> **What the exercise asks**
Tell how many lines below include the word "amount". Only the number should appear.

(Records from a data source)
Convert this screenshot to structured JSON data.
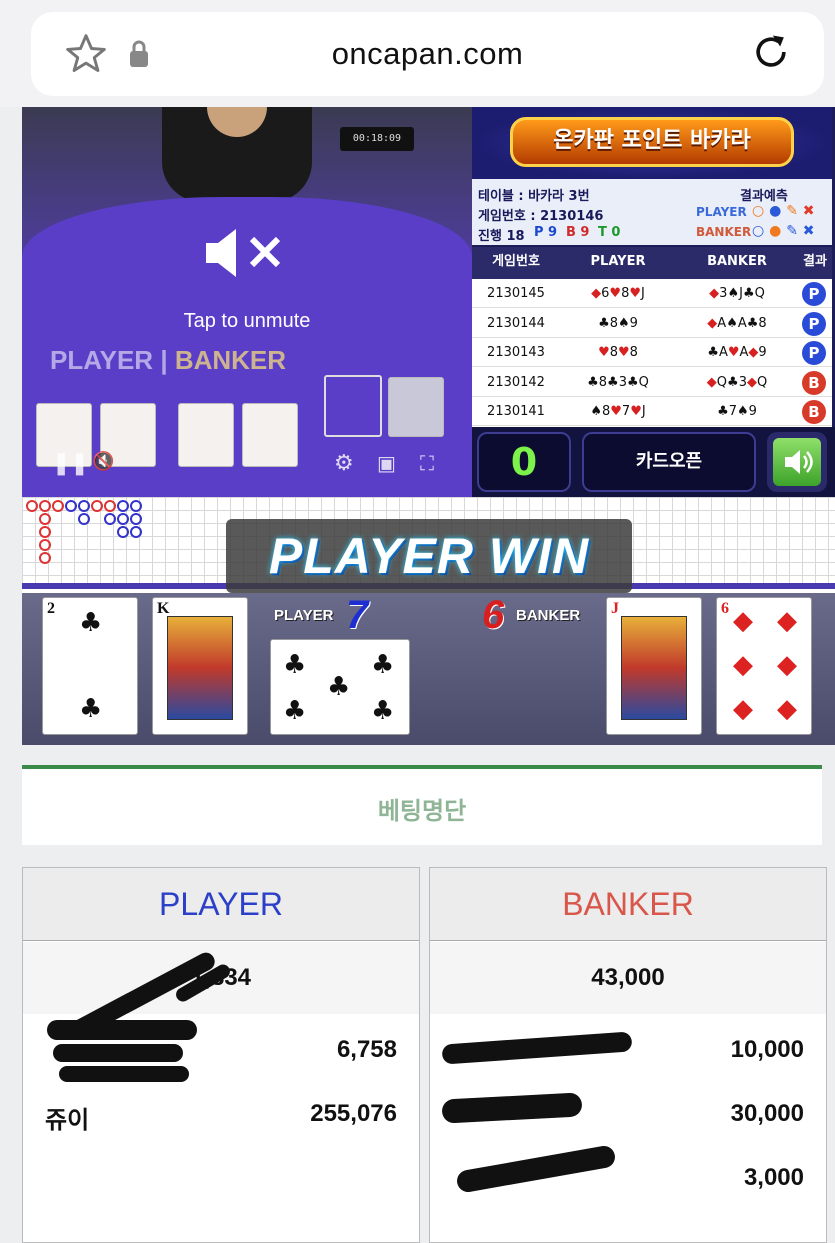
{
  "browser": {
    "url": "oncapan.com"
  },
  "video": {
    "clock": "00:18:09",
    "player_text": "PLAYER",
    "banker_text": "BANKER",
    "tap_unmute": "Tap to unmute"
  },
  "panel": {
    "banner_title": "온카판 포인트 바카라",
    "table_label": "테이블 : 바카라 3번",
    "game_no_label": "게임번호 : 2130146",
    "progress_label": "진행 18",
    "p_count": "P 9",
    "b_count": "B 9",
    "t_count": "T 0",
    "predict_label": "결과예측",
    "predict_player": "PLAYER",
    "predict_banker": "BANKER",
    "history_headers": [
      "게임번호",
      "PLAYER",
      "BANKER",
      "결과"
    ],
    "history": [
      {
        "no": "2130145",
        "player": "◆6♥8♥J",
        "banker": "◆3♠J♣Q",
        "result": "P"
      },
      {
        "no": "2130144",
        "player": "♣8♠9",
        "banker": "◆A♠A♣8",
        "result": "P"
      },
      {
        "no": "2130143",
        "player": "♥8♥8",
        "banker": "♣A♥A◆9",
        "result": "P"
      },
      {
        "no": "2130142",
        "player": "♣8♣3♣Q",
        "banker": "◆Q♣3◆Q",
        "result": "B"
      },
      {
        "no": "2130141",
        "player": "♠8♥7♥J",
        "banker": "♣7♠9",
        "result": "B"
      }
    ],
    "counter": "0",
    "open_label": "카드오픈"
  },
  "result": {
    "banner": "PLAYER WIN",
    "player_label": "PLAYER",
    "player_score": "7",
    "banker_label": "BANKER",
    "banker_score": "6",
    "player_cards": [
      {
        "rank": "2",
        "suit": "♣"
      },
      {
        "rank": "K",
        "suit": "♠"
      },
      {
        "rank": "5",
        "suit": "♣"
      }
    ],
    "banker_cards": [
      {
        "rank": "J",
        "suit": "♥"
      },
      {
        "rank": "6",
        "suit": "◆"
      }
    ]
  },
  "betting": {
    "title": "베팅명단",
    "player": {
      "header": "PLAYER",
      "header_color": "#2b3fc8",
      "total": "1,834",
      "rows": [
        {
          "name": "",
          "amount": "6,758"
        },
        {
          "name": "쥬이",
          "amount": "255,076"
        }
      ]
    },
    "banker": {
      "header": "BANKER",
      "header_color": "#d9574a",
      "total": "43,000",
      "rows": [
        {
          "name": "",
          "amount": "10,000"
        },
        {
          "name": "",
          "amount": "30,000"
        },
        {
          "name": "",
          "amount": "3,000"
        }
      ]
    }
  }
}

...

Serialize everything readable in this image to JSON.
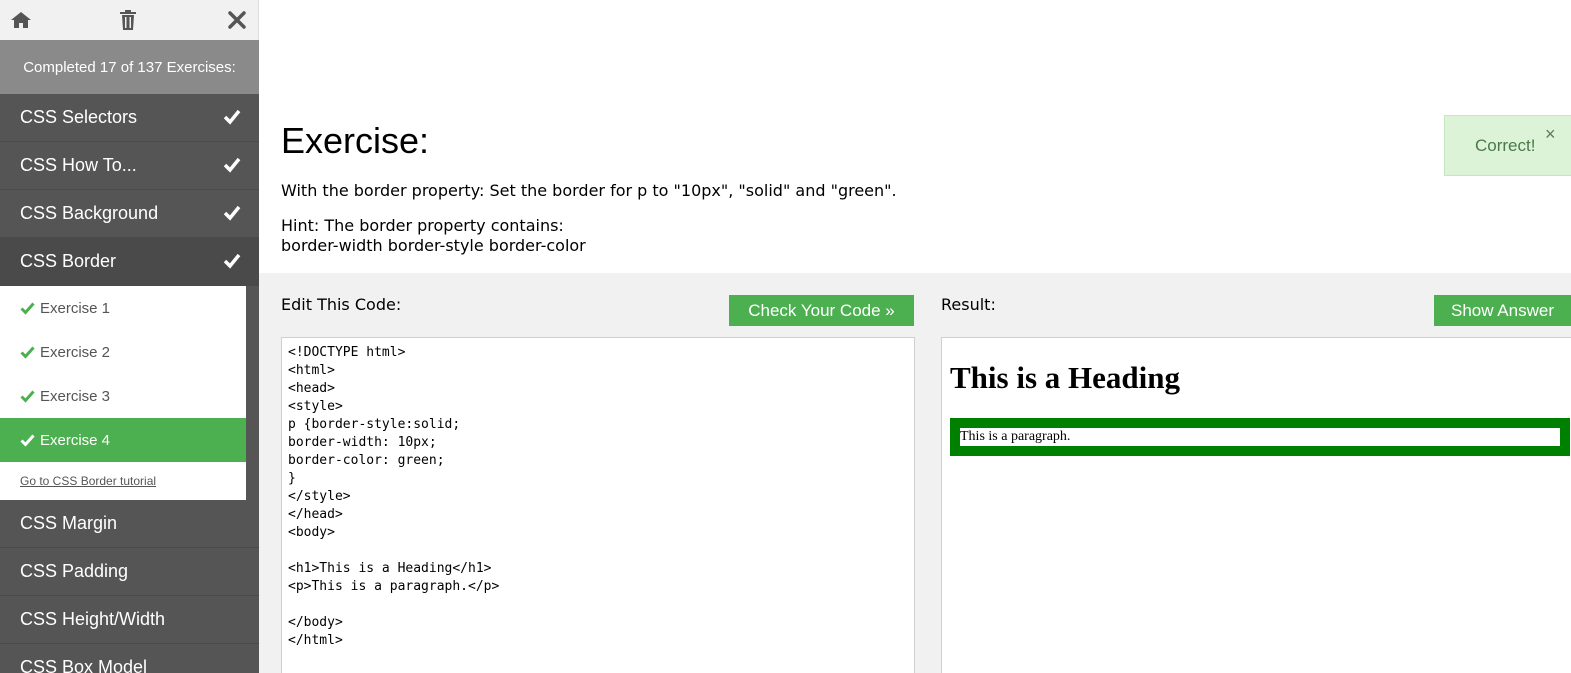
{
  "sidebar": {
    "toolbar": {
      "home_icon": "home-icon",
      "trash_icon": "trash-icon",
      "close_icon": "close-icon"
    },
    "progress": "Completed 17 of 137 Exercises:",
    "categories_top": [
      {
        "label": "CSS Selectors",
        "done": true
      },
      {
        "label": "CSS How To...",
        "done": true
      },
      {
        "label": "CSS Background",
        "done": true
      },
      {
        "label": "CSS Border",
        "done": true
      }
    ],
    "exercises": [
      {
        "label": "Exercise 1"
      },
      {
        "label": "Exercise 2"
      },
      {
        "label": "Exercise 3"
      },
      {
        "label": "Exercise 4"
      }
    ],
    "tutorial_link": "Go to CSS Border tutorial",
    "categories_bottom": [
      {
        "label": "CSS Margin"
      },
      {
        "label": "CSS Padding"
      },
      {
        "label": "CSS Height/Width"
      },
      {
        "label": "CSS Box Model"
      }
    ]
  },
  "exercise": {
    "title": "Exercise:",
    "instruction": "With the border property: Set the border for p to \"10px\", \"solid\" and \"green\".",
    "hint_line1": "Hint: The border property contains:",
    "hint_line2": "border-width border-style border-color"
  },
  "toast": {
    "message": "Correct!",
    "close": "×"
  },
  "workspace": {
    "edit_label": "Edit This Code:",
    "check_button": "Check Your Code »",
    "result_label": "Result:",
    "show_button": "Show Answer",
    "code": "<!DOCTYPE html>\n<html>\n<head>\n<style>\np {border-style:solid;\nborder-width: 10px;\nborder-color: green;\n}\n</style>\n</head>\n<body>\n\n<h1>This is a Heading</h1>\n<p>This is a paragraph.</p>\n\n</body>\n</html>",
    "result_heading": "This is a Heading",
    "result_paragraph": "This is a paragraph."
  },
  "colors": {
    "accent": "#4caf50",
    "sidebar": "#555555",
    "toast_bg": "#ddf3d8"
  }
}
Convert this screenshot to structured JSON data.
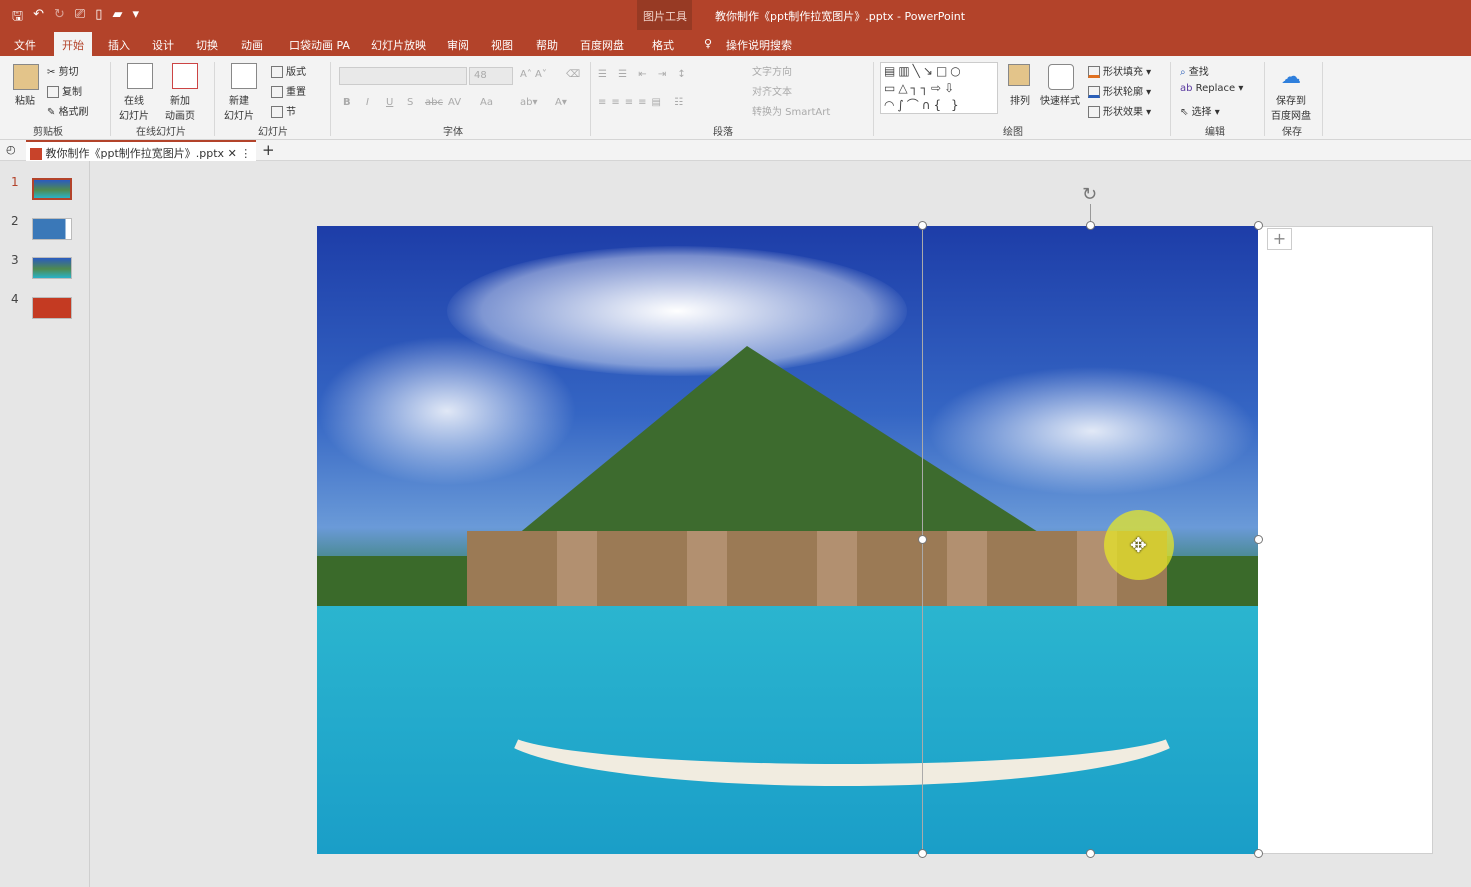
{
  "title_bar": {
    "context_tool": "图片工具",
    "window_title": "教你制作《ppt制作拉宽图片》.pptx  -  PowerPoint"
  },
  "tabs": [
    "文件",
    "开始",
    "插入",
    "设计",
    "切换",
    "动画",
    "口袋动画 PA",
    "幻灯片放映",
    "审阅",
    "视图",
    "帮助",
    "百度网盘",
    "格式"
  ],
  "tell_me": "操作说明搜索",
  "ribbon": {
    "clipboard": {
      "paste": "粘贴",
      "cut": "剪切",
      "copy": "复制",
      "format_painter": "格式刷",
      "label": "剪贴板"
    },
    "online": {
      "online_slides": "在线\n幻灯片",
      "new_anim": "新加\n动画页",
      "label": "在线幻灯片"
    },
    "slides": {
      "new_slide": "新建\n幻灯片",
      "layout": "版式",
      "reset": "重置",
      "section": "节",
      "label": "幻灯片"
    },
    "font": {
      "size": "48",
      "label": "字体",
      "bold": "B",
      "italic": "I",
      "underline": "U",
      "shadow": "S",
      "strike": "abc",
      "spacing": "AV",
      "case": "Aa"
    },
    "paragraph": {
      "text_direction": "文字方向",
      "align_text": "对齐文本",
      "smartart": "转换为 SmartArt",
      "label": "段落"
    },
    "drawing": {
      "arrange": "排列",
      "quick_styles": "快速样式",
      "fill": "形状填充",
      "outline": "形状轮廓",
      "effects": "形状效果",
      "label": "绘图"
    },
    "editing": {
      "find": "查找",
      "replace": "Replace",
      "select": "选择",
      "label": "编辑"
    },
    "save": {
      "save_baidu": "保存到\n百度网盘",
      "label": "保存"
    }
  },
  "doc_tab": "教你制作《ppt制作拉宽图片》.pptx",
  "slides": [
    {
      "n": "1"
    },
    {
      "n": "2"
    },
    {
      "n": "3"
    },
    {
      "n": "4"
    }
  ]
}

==

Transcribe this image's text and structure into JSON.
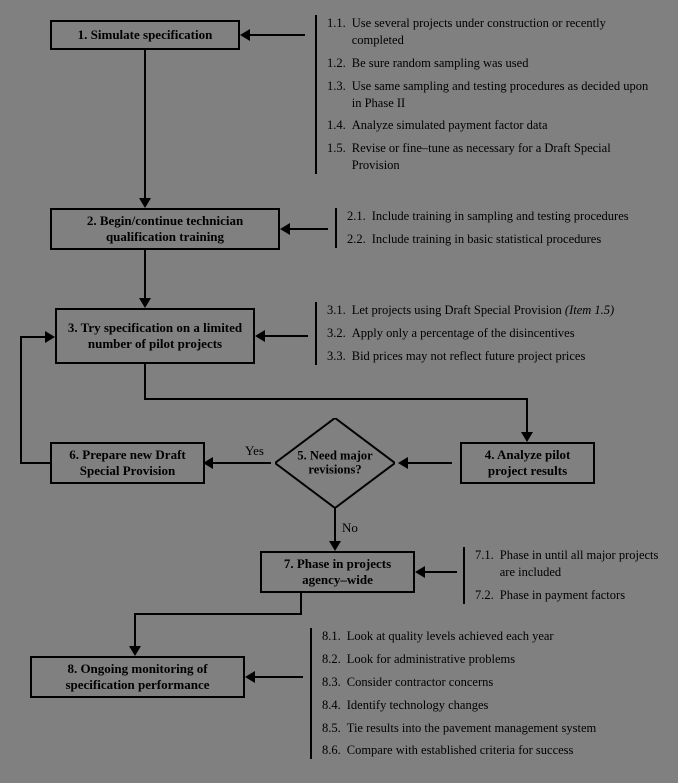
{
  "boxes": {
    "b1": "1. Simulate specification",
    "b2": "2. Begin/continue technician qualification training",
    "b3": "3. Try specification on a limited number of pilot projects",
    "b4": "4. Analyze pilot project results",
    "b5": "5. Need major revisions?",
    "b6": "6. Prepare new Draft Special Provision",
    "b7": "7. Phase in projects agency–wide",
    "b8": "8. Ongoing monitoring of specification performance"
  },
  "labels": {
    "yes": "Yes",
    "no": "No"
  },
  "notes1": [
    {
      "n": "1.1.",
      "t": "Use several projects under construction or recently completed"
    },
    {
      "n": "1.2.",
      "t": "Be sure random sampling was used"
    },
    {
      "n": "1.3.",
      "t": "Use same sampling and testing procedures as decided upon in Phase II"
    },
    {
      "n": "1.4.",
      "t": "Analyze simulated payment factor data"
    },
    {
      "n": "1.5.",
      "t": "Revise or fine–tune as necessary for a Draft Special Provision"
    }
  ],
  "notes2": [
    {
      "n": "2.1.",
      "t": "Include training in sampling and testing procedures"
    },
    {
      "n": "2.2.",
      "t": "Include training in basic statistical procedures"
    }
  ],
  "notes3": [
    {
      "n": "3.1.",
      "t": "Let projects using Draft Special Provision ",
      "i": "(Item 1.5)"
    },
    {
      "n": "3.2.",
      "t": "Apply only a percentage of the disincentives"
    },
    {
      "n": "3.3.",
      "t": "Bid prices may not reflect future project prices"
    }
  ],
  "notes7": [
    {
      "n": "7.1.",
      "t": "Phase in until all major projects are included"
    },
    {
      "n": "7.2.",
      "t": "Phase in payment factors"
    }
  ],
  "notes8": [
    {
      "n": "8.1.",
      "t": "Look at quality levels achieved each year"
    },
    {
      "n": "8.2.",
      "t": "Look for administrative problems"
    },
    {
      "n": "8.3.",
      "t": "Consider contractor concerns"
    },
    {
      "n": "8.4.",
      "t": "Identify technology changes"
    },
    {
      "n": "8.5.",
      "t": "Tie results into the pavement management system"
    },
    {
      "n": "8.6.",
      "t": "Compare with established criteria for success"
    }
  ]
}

> **Response to the exercise**
5